About this exercise — Find every line in the entries that holds the string "JSON" and report it.

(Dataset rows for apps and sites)
┏━━

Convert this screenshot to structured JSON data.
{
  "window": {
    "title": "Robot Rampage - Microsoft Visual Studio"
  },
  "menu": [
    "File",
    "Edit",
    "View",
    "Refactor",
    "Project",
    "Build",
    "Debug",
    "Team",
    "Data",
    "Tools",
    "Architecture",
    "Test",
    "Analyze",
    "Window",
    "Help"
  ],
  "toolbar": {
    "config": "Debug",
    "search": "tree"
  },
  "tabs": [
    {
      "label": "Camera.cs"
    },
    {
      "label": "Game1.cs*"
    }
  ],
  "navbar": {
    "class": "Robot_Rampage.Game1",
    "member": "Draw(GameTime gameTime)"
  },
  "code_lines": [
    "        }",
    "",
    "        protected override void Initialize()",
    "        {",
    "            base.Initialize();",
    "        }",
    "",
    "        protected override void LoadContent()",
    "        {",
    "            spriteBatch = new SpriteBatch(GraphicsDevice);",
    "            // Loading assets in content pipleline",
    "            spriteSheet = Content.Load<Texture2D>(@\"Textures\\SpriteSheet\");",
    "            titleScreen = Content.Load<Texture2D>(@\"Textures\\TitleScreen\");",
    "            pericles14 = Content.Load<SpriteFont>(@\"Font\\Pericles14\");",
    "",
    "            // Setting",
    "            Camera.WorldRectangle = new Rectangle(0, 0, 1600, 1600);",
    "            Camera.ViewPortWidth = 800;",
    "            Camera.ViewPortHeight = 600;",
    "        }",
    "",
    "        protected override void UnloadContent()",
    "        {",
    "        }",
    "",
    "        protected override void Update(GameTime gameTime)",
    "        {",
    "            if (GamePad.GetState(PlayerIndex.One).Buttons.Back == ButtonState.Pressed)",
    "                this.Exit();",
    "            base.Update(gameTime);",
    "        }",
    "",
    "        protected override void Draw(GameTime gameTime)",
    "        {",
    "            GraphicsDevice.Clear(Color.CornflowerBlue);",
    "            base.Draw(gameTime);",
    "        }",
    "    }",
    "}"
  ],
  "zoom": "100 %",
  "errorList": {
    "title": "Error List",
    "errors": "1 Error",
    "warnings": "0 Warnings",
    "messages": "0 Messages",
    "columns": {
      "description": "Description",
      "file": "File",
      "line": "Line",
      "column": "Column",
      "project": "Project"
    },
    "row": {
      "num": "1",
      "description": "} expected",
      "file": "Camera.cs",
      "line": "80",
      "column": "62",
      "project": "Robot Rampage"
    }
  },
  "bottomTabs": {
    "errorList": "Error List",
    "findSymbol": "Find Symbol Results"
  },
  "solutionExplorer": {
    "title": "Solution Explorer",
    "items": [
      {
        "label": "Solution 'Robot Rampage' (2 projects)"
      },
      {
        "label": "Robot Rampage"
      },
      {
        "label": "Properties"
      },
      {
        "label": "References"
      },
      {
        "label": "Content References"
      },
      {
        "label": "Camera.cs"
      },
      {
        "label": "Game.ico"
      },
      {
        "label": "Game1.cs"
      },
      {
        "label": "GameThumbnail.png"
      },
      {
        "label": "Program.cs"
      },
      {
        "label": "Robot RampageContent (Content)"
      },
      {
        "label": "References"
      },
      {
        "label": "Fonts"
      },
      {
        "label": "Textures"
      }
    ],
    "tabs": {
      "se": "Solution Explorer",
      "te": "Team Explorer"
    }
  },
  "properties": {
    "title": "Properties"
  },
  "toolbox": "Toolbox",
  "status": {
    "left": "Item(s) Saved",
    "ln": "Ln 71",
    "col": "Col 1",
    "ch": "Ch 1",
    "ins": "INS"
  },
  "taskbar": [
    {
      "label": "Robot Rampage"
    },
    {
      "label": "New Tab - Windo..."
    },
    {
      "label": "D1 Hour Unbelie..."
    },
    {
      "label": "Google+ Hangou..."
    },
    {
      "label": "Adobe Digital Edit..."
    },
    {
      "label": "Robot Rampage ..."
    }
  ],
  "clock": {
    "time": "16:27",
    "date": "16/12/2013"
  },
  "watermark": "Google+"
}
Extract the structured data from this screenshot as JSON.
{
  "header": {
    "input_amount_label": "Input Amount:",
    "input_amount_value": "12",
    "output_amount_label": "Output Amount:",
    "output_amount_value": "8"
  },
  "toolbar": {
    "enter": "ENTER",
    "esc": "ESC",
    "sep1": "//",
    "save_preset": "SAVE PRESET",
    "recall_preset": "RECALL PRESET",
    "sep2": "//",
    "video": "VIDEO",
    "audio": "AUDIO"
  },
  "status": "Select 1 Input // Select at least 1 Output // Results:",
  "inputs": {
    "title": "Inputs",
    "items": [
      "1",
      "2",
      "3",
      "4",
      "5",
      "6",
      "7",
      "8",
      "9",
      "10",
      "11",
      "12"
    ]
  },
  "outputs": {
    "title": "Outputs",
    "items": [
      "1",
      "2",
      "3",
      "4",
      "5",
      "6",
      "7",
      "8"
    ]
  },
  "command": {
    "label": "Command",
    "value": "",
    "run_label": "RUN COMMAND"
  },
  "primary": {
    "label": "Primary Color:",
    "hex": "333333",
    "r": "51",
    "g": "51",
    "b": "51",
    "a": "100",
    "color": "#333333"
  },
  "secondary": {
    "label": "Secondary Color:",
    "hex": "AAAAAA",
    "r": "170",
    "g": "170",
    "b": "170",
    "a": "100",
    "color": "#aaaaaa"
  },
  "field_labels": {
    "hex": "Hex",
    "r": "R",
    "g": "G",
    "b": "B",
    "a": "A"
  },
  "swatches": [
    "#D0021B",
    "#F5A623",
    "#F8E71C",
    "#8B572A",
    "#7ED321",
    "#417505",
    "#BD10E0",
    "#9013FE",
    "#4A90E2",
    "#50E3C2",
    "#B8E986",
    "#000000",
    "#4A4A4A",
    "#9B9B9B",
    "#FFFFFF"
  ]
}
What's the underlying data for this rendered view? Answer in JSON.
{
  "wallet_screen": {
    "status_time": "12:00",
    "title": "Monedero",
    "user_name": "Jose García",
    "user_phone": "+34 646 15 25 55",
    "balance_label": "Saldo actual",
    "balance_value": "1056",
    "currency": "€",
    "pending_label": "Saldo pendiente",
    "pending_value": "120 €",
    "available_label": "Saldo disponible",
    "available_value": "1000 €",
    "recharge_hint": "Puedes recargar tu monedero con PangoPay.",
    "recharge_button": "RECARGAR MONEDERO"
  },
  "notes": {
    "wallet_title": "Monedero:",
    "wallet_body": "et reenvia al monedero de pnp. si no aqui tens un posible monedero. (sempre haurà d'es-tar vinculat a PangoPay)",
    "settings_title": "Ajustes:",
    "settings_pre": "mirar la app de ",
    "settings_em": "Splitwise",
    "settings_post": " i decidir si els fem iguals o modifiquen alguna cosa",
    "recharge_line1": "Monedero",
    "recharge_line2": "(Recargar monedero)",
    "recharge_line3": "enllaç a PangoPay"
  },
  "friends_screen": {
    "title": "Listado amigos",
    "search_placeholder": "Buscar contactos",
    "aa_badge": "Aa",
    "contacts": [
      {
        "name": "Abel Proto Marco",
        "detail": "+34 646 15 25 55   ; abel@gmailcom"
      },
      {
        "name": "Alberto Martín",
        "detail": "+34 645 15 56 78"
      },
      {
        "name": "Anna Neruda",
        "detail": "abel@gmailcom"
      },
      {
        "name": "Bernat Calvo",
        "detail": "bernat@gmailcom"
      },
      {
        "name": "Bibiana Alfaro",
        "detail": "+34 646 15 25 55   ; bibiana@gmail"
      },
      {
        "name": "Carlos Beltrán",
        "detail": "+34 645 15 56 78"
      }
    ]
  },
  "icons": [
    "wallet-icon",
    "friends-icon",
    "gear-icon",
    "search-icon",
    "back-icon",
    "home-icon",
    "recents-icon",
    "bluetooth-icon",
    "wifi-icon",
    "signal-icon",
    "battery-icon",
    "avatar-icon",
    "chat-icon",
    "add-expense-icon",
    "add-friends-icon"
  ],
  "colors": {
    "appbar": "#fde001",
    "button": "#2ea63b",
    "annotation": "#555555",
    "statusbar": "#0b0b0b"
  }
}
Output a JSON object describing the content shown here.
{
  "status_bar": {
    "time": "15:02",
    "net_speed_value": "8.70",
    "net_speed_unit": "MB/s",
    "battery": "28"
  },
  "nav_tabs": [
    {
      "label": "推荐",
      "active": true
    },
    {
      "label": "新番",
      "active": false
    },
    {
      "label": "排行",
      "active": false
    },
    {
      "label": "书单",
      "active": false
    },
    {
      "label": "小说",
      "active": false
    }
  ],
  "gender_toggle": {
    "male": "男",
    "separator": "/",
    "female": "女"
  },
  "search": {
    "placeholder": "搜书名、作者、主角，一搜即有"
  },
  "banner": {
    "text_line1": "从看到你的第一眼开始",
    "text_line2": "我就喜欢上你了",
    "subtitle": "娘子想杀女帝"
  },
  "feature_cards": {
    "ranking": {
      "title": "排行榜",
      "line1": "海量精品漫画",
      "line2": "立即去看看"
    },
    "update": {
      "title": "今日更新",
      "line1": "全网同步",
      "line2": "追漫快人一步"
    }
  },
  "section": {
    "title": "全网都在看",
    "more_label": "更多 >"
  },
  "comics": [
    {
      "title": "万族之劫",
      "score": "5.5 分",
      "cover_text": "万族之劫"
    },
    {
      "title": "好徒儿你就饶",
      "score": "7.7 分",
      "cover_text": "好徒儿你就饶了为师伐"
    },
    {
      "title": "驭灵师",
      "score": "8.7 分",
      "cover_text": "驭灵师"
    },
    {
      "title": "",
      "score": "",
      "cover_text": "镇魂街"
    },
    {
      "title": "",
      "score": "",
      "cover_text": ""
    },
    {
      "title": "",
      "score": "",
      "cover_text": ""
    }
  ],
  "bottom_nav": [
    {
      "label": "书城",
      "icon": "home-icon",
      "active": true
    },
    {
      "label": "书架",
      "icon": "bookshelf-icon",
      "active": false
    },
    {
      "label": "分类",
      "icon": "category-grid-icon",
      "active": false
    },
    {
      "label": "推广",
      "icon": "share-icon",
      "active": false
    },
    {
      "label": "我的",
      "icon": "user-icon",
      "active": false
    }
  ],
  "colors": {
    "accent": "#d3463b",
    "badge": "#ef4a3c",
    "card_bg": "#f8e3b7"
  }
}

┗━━

The completed task —
Convert this screenshot to structured JSON data.
Extract the structured data from this screenshot as JSON.
What's the underlying data for this rendered view? Answer in JSON.
Output a JSON object describing the content shown here.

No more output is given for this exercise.